Nov. 12 - The Federal Savings Bank finds that recent economic reports have revealed indications that the market may be back on track for recovery, following the Federal Reserve's October decision to maintain its current rate of stimulus.
When the Fed decides to taper its quantitative easing program, mortgage rates will likely rise. The decision will come as a reactionary one, only after economic indicators have proven the market is able to stand on its own. The most recent reports, which brought the unemployment rate closer to the Fed's goal of 6.5 percent, could mean the program is headed toward tapering soon.
After two weeks of decline, mortgage rates jumped back up slightly on positive economic reports such as Case-Schiller Home Prices Index and the ISM manufacturing index, though the rise is not bad news. Mortgage News Daily reported that rates edged up to an average of 4.25 percent for a 30-year fixed rate mortgage, up from the previous week's average of 4.13 percent.
The increase comes after several economic reports showed renewed market strength and recovery. After a surprisingly low jobs report in September and the Federal Reserve's announcement that it would continue to buy bonds at a monthly rate of $85 billion, mortgage rates dropped. With a more positive economic outlook, rates are likely to continue their upward trend over the next year.
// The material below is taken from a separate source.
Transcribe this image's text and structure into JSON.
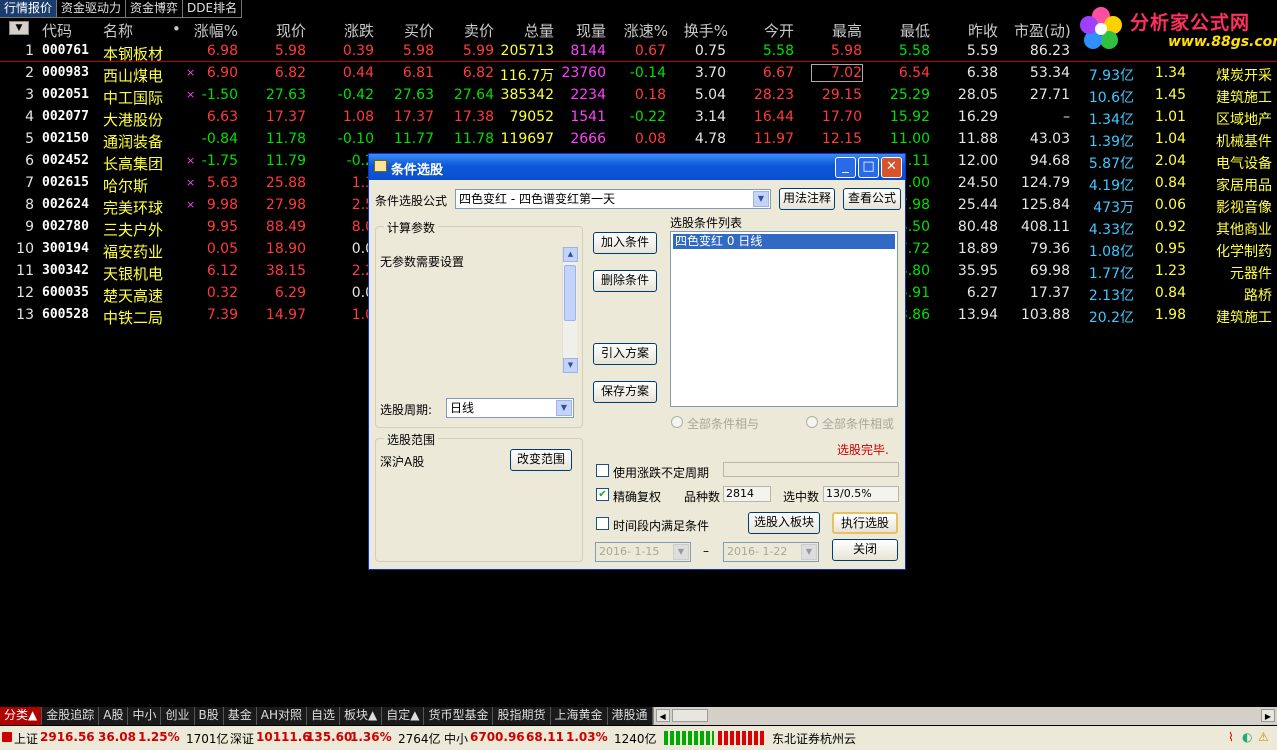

Interest rates have bounced between 4.5 and 4.0 percent over the past few months due to uncertainty over what the Fed planned to do about its fiscal policy. What is clear is that rates and the mortgage market are quickly affected by economic data and are influenced by speculation over the Fed's decision. Though an increase in rates can mean higher payments for borrowers, they are still relatively low when compared against historic averages, and homeowners are still able to find a low rate mortgage.
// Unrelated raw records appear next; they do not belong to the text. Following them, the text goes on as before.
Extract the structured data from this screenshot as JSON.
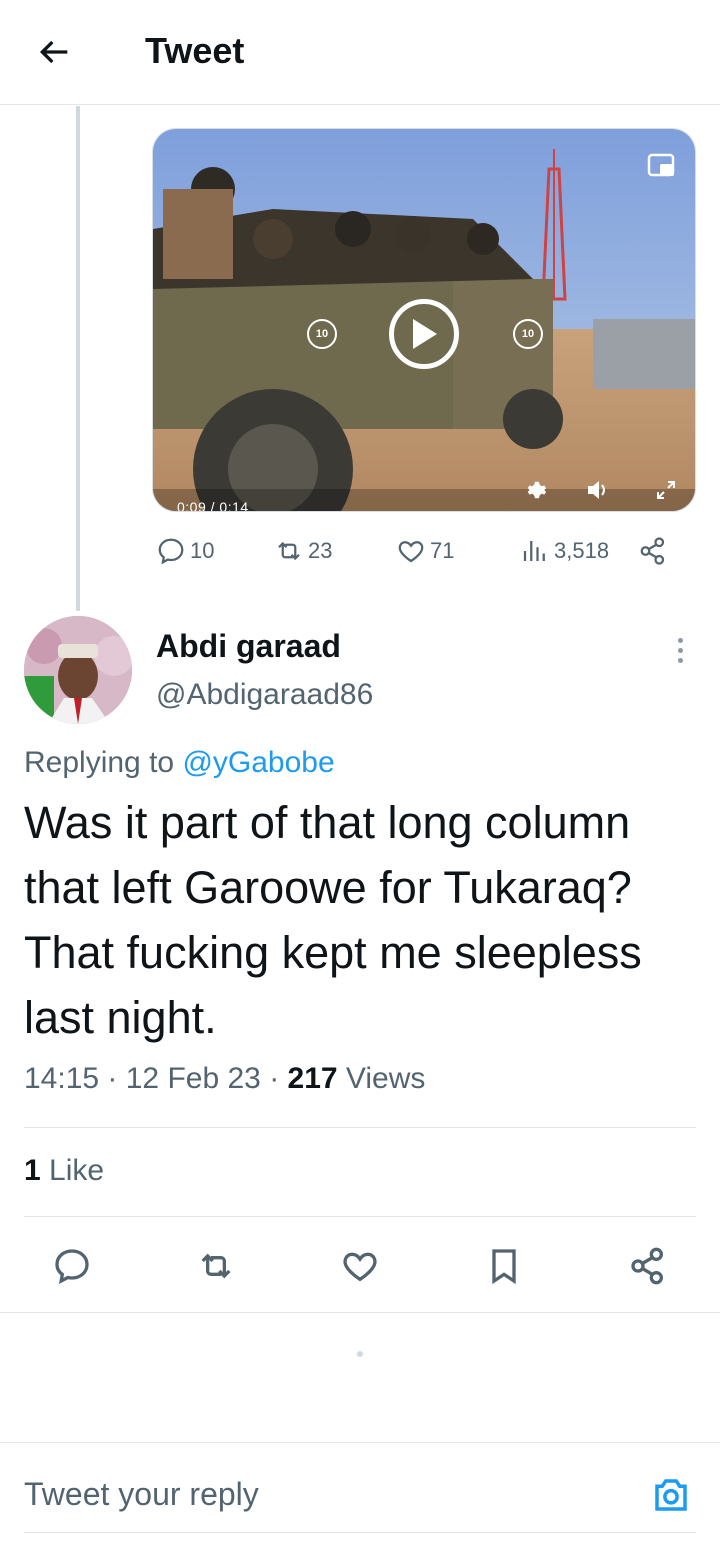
{
  "header": {
    "title": "Tweet"
  },
  "video": {
    "time": "0:09 / 0:14",
    "skip_back": "10",
    "skip_forward": "10"
  },
  "quoted_stats": {
    "replies": "10",
    "retweets": "23",
    "likes": "71",
    "views": "3,518"
  },
  "author": {
    "display_name": "Abdi garaad",
    "handle": "@Abdigaraad86"
  },
  "reply": {
    "prefix": "Replying to ",
    "target": "@yGabobe",
    "text": "Was it part of that long column that left Garoowe for Tukaraq? That fucking kept me sleepless last night.",
    "time": "14:15",
    "date": "12 Feb 23",
    "views_count": "217",
    "views_label": " Views",
    "likes_count": "1",
    "likes_label": " Like"
  },
  "composer": {
    "placeholder": "Tweet your reply"
  },
  "colors": {
    "accent": "#1d9bf0",
    "text": "#0f1419",
    "secondary": "#536471",
    "divider": "#e1e6ea"
  }
}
Federal Reserve Policy Outlook
Because the current rate of bond purchasing cannot be sustained forever by the central bank, any indication of economic improvement will increase the likelihood the Fed will begin to taper soon.
"The unemployment rate is down almost a full point from when we start this program in September 2012," James Bullard, St. Louis Fed president, told CNBC. "We've had faster job growth. Every jobs report that continues to show more jobs being created and a tick down in the unemployment rate is going to make the probability of a taper go up."
Consumer Spending and Confidence
According to a recent Gallup poll, Americans increased spending in October, a good sign for the economic recovery. Upper-income Americans increased spending by an average of $10 in October. Consumer spending accounts for 70 percent of U.S. GDP, Gallup reported. Any increase in spending suggests that the economy will continue its improvement by modest levels. The Gallup poll, which records what Americans report spending the prior day, increased from an average or $72 in 2012 to $88 in October 2013. Estimates for the fourth quarter of 2013 expect an increase of 1.7 percent.